Mr W places an extensive composite filling at LR6 but moisture control is difficult as there is an excess of saliva and gingival bleeding. Ms B is also phobic and “fidgety” and keeps closing her mouth. Mr W informs the patient that given the extent of the cavity and difficulty of the procedure, root canal treatment (RCT) may be necessary in the future if the tooth does not “settle”.
FOUR MONTHS LATER
Ms B attends a different dentist complaining of pain in LR6. The dentist also notes untreated caries in three other teeth. A radiograph reveals decay under the filling at LR6 and the dentist undertakes the first stage of RCT and the tooth is dressed with Ledermix.
TWO WEEKS LATER
The patient returns to the new dentist and undergoes root canal treatment on LR6 and another appointment is scheduled to carry out further restorations on the other untreated caries.
A LETTER of claim for clinical negligence is received by Mr W from solicitors acting on behalf of Ms B. It alleges incomplete removal of caries at LR6 and also inadequate moisture control resulting in a reduced bond in the composite filling causing recurrent caries and chronic pain with later irreversible pulpitis necessitating root canal treatment.
Ms B claims damages amounting to the cost of the RCT in addition to time off work due to chronic pain.
MDDUS obtains copies of the patient notes and all relevant radiographs and sets out a letter of response based on a detailed case report. It is argued that Mr W carried out the initial restoration on LR6 in very challenging circumstances and to the best of his ability – as would any reasonable and competent general dental practitioner.
Moisture control was difficult given the problems of a phobic patient and restricted access. Mr W used high aspiration, cheek retraction and cotton wool to absorb moisture the best he could. To the extent there may have been a reduced bond this was more likely to do with the extent of the cavity and use of a composite filling rather than amalgam as was advised by the dentist. Amalgam may not be as aesthetically pleasing but it will restore a tooth even in the presence of moisture whereas with composite materials moisture control is essential as bonding is actively to the tooth substance.
In regard to causation MDDUS argues that the root canal treatment could not be the result of any act or omission by Mr W. The patient presented with extensive caries in LR6 and rejected the dentist’s advice on an amalgam filling and – on the balance of probabilities – would have thus required root canal treatment at LR6 in any event.
It is clear that not all the decay was removed in Mr W’s restoration of LR6 but it would not be unreasonable to leave some decay on the base of a cavity and appropriately seal it and allow the tooth to heal.
MDDUS sends the letter of response and receives notification that the case is being dropped.

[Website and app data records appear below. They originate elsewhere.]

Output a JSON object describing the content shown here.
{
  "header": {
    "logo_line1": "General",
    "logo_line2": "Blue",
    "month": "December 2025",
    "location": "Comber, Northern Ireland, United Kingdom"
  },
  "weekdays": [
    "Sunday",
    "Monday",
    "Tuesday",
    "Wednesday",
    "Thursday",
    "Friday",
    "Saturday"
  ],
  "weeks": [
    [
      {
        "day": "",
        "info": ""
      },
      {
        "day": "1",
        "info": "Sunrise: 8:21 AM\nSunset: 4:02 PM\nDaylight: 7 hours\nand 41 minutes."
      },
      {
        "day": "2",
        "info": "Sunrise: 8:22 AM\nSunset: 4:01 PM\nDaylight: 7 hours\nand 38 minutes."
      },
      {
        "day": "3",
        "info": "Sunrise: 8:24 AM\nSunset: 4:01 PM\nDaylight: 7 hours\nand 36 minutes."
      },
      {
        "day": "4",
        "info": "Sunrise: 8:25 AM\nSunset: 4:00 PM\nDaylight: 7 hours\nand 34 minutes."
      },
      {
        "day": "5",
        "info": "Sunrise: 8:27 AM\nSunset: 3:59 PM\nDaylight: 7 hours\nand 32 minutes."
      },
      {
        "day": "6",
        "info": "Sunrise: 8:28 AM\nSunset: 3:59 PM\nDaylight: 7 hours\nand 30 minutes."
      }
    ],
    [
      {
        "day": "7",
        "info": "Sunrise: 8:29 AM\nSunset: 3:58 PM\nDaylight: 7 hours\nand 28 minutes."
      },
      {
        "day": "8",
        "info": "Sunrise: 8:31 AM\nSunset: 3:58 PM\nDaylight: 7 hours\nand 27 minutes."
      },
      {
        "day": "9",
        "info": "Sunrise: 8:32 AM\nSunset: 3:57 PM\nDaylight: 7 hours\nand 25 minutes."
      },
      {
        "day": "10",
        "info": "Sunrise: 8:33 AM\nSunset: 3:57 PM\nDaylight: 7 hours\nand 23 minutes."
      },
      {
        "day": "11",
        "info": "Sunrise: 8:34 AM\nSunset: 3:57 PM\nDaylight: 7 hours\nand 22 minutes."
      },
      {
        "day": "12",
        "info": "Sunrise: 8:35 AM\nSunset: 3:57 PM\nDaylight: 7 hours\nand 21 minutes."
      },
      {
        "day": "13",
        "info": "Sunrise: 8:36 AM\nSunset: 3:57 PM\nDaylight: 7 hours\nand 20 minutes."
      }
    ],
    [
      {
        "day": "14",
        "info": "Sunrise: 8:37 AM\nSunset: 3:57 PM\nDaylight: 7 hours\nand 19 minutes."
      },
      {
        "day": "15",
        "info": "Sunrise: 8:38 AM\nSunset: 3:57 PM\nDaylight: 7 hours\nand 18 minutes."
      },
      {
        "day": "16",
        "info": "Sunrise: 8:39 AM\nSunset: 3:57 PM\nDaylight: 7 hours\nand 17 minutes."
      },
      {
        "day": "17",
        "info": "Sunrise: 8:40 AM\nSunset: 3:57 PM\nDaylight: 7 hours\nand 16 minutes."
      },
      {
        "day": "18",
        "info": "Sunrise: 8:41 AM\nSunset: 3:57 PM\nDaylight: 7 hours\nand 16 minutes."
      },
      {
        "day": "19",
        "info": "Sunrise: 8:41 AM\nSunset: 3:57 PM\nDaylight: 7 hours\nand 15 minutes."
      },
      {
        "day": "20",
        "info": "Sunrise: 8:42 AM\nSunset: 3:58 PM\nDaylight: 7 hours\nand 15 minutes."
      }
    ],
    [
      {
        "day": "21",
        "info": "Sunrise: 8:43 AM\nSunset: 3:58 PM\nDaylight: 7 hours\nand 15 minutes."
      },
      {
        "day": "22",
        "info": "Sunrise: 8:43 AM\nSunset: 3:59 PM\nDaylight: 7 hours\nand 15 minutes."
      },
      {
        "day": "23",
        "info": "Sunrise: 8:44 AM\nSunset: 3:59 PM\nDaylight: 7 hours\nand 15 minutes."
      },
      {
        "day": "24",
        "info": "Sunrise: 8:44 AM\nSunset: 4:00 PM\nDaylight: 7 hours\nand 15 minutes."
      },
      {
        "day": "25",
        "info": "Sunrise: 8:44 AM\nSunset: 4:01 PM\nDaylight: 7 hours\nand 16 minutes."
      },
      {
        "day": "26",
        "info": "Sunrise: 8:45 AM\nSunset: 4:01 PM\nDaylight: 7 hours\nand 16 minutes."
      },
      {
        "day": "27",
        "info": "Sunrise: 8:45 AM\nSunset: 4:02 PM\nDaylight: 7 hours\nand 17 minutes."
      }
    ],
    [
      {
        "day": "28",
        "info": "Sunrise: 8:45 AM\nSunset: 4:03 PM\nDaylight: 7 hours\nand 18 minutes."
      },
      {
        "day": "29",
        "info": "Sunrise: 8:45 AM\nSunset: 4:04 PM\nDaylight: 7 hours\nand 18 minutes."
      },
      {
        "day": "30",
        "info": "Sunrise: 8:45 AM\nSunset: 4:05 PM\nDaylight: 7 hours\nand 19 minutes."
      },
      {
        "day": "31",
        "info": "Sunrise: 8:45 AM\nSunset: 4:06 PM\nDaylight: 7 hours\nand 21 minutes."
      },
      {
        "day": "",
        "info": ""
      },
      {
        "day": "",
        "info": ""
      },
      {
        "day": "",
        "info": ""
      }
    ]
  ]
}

- Keep records of discussions with patients in support of shared decision making and consent.
- Advise patients of likely prognosis even with adequate treatment.
- Consider being more proactive in advising patients on the “best” treatment option.